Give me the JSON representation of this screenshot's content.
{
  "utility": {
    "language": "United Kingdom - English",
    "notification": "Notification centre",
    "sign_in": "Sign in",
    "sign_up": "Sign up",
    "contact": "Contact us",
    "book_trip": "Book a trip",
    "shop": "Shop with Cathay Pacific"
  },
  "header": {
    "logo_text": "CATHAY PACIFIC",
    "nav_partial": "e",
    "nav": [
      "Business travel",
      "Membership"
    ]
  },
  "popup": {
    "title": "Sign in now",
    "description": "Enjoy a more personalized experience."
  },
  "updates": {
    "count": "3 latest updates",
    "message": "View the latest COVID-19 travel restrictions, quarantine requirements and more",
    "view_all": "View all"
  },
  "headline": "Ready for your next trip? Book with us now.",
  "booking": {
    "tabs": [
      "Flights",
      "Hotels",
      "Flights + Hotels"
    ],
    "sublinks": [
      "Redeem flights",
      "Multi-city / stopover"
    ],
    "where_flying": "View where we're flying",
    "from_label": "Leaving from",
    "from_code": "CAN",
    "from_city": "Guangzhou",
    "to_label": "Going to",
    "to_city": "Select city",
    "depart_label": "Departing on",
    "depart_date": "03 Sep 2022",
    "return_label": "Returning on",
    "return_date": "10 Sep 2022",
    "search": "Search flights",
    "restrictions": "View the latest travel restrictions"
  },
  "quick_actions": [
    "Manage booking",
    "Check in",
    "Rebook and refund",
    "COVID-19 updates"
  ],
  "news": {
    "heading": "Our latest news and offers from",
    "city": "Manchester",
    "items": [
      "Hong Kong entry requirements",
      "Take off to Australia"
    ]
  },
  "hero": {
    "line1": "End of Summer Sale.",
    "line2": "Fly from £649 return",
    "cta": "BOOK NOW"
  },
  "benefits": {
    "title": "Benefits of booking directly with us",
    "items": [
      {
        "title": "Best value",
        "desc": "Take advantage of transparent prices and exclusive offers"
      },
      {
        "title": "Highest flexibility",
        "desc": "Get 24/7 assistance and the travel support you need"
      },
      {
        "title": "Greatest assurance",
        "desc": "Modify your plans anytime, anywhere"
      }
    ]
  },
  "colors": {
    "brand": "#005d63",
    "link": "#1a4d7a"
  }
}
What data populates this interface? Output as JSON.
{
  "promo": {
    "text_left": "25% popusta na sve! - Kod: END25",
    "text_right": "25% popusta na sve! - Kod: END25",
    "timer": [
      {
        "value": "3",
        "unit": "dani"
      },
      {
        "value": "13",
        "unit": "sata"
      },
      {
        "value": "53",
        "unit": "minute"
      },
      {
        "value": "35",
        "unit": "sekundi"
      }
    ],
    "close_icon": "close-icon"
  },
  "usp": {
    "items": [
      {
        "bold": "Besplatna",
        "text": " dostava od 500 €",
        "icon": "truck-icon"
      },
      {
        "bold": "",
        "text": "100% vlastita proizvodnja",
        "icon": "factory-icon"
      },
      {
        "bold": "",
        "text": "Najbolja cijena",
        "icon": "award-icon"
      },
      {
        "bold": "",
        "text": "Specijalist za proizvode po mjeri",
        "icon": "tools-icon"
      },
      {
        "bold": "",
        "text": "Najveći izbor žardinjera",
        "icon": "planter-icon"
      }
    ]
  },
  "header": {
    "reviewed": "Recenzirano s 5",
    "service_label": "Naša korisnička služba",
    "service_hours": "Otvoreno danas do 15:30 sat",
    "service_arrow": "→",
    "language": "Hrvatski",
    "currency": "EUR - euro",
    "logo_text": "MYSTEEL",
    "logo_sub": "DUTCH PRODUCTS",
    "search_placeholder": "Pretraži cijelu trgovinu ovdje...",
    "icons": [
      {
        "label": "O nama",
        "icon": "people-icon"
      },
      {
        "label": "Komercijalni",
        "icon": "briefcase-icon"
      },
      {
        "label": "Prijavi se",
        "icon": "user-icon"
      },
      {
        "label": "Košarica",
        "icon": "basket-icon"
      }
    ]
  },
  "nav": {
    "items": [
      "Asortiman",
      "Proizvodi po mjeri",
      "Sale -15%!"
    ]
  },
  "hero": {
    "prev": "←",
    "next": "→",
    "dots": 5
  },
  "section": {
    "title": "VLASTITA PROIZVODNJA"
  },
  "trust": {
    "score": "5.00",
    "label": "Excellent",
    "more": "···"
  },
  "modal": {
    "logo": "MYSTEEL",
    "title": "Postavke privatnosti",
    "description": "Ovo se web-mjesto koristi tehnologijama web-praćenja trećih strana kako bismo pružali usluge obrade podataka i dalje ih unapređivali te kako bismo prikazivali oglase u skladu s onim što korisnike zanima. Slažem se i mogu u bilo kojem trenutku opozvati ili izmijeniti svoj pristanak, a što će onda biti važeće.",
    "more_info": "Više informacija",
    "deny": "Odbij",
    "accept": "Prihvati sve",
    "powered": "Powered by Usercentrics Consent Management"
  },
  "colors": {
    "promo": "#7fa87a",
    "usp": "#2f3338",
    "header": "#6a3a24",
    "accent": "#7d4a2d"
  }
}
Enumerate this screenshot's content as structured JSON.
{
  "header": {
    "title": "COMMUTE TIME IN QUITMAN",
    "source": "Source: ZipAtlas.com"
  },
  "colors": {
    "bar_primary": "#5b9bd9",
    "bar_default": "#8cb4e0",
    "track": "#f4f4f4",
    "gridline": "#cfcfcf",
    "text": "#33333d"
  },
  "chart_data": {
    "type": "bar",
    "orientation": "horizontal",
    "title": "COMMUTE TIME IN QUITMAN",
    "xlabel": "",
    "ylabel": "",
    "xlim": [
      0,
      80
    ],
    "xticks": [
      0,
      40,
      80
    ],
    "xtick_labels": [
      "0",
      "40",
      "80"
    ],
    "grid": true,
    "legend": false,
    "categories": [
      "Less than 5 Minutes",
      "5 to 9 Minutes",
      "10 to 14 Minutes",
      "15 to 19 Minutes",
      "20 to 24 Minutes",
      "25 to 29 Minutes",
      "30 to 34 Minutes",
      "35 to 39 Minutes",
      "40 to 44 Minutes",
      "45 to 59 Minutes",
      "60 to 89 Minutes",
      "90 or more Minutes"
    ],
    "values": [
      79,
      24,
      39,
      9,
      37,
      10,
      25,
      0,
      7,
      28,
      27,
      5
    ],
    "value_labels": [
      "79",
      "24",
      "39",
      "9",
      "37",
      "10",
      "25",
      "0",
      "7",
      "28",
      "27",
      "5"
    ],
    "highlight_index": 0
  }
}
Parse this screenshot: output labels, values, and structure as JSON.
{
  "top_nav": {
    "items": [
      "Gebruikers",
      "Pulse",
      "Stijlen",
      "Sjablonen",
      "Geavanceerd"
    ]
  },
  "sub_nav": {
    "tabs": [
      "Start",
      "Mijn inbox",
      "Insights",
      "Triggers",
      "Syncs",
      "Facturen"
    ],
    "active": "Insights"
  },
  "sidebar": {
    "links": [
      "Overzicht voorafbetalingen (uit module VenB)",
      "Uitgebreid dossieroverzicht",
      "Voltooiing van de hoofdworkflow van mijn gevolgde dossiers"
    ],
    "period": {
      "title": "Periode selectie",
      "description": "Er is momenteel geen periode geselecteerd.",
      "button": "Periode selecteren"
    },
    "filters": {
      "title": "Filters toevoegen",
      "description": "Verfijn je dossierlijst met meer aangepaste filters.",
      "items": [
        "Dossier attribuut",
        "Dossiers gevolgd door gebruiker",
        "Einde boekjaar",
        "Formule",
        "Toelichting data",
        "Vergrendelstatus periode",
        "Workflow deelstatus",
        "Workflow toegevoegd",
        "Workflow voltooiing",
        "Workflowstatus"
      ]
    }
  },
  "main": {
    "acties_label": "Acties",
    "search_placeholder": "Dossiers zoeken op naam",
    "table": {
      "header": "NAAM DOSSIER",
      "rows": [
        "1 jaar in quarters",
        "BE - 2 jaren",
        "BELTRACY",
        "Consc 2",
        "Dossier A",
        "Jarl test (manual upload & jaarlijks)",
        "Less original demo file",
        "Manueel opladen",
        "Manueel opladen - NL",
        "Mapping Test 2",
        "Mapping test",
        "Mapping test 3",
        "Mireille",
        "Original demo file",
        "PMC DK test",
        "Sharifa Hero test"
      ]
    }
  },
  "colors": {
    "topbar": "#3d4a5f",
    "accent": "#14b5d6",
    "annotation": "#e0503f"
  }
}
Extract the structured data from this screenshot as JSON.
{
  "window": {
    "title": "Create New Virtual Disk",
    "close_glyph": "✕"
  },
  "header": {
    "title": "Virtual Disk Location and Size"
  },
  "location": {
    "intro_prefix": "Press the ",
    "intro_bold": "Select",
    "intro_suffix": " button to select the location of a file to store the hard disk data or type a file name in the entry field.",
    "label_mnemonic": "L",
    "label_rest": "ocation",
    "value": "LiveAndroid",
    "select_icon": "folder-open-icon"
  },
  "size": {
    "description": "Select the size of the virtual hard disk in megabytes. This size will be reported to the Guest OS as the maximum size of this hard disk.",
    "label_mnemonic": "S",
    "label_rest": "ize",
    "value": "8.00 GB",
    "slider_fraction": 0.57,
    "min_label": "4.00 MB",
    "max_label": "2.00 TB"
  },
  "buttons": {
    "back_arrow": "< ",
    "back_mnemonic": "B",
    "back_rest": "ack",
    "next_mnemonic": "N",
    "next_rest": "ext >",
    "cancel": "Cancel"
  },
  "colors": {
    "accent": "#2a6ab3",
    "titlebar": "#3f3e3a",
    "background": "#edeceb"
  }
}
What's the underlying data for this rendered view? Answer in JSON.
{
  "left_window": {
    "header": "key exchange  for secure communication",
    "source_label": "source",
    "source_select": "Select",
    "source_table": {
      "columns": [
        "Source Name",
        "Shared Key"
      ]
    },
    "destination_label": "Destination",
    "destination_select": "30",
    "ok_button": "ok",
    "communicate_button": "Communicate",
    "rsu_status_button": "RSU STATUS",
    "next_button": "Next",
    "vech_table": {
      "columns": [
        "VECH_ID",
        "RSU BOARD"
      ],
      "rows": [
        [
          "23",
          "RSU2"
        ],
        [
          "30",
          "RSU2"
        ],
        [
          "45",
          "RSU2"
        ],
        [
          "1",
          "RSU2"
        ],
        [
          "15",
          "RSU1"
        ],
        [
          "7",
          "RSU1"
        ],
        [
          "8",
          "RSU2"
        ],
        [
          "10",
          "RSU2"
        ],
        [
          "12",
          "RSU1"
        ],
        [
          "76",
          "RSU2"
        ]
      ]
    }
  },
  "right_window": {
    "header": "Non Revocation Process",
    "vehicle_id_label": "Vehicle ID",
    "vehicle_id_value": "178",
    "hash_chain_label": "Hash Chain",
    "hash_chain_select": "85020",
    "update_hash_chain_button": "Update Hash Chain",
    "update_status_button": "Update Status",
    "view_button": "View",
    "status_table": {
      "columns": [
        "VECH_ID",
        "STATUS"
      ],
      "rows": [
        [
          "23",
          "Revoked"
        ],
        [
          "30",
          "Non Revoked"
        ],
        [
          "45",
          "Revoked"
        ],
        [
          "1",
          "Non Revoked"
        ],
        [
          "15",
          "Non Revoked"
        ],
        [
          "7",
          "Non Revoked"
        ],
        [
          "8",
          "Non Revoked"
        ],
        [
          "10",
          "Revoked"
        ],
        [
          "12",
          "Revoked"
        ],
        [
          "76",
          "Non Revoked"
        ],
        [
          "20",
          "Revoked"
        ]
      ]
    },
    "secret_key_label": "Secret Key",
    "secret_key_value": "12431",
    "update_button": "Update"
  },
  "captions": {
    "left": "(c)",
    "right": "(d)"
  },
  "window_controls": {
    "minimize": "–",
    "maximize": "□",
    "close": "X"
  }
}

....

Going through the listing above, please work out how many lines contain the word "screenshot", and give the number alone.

4